An Australian lawmaker has become the first politician to breastfeed her 2-month-old on the floor of the Commonwealth Parliament.
Not even the U.S. Congress allows women to breastfeed on the House or Senate floors. Female lawmakers and Capitol Hill employees in Washington must go to designated lactation rooms that are dotted throughout the Capitol complex.
Rules in Australia loosened up last year so mothers like Greens Sen. Larissa Watters could feed their babies while performing their legislative responsibilities. Her daughter, Alia, is the first baby to be breastfed on the Parliament floor.
ABC reported the news, explaining that the whole thing came to a head in 2015, when then-Asst. Treasurer Kelly O’Dwyer was asked to “express more milk” to avoid shirking her parliamentary duties.
In case you’re wondering, yes, of course she used a towel to cover her chest.
Breastfeeding rules in political Washington are still pretty stringent.
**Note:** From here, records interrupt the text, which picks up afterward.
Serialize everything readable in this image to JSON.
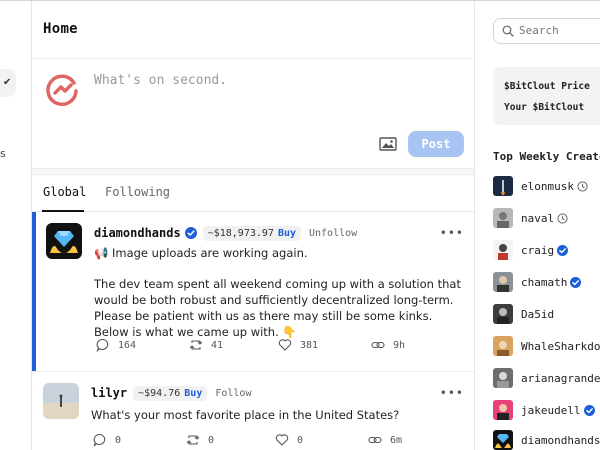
{
  "header": {
    "title": "Home"
  },
  "compose": {
    "placeholder": "What's on second.",
    "post_label": "Post"
  },
  "tabs": [
    {
      "label": "Global",
      "active": true
    },
    {
      "label": "Following",
      "active": false
    }
  ],
  "posts": [
    {
      "username": "diamondhands",
      "verified": true,
      "price": "~$18,973.97",
      "buy_label": "Buy",
      "follow_label": "Unfollow",
      "line1": "📢 Image uploads are working again.",
      "line2": "The dev team spent all weekend coming up with a solution that would be both robust and sufficiently decentralized long-term. Please be patient with us as there may still be some kinks. Below is what we came up with. 👇",
      "comments": "164",
      "reclouts": "41",
      "likes": "381",
      "time": "9h"
    },
    {
      "username": "lilyr",
      "verified": false,
      "price": "~$94.76",
      "buy_label": "Buy",
      "follow_label": "Follow",
      "line1": "What's your most favorite place in the United States?",
      "comments": "0",
      "reclouts": "0",
      "likes": "0",
      "time": "6m"
    }
  ],
  "sidebar": {
    "search_placeholder": "Search",
    "bitclout_price_label": "$BitClout Price",
    "your_bitclout_label": "Your $BitClout",
    "top_creators_title": "Top Weekly Creators",
    "creators": [
      {
        "name": "elonmusk",
        "badge": "clock"
      },
      {
        "name": "naval",
        "badge": "clock"
      },
      {
        "name": "craig",
        "badge": "verified"
      },
      {
        "name": "chamath",
        "badge": "verified"
      },
      {
        "name": "Da5id",
        "badge": "none"
      },
      {
        "name": "WhaleSharkdo",
        "badge": "none"
      },
      {
        "name": "arianagrande",
        "badge": "none"
      },
      {
        "name": "jakeudell",
        "badge": "verified"
      },
      {
        "name": "diamondhands",
        "badge": "none"
      }
    ]
  },
  "colors": {
    "accent": "#1e5fd9",
    "post_button": "#a7c4f3",
    "logo": "#e06666"
  }
}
“Under current practice, federal agencies provide a designated, non-bathroom space for returning employees to pump breastmilk for their newborns, ensuring the new mother are able to continue this practice even after returning to work.” The law also states that the room is to be “shielded from view and free from intrusion from coworkers and the public.”
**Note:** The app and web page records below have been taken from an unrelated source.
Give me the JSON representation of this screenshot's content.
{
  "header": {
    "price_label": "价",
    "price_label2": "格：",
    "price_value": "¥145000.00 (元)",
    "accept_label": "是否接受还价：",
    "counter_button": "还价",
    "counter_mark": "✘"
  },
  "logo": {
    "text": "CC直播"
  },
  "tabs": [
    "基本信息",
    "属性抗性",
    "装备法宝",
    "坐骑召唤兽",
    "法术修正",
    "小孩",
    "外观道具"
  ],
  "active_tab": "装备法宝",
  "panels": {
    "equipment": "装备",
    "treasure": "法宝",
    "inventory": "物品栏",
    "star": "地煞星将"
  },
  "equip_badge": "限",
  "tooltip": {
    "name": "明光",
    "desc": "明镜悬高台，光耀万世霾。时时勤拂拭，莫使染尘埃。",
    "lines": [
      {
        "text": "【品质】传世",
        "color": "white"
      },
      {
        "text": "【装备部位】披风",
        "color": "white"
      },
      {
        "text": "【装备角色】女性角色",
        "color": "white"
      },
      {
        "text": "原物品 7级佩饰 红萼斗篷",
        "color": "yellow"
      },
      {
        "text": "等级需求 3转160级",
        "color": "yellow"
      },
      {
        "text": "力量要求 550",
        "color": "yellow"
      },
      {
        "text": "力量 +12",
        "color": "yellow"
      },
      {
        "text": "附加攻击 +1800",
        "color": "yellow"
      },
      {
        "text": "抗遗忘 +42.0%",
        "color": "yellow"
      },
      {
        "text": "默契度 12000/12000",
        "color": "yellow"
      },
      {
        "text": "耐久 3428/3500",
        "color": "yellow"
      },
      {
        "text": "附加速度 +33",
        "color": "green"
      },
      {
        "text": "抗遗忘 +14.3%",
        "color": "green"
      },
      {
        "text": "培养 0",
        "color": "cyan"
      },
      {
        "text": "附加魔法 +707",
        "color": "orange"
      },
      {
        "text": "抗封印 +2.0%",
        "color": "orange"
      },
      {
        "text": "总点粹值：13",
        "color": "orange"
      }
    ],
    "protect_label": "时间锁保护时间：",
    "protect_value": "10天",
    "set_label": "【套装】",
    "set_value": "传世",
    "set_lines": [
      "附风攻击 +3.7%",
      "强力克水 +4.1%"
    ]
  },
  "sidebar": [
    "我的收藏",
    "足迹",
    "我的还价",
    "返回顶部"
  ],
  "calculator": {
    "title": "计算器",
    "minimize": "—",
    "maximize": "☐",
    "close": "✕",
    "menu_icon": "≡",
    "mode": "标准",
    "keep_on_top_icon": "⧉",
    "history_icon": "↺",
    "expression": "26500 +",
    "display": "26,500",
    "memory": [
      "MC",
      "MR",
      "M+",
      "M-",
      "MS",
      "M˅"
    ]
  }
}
In June of last year, the House passed an amendment that would bring Capitol and House office buildings into compliance with the General Services Administration. It was part of the Legislative Branch Appropriations Act.
“The Capitol of the United States should be accommodating to working women as well as thousands of nursing moms who visit the Capitol every year,” Rep. Jamie Herrera Beutler (R-Wash.) said in a statement at the time. “This amendment will ensure that any nursing woman at the U.S. Capitol will have a safe and clean place to nurse or pump.”
The latest breastfeeding bill on the table comes from Rep. Eleanor Holmes Norton (D-District of Columbia), who introduced H.R. 1174, the Fairness for Breastfeeding Mothers Act of 2017. Her legislation would “require public buildings to provide designated private and hygienic lactation spaces for nursing mothers that are available to the public. This bill would only require nursing spaces if a building is open to the public and if lactation rooms are available for federal employees.”
As advised by the congresswoman’s office, I emailed Benjamin Fritsch, communications director for Holmes Norton, for more information about her bill and its status. But he never replied back. (What the hell?)
According to a 2014 Roll Call piece, the Capitol “boasts 10 lactation spaces.” In 2016, there were 12. The number necessary to meet GSA standards is 42.
“'[Nancy] Pelosi takes pride in the lactation rooms. Anytime she runs into someone that is pregnant she tells them about the lactation rooms,’ Drew Hammill, a Pelosi spokesman, told the Capitol Hill pub in 2014. At the recent Christmas party for congressional reporters, Pelosi was overheard telling an expecting mother about the lactation lounges. ‘It’s something she’s really proud of,’ Hammill said.”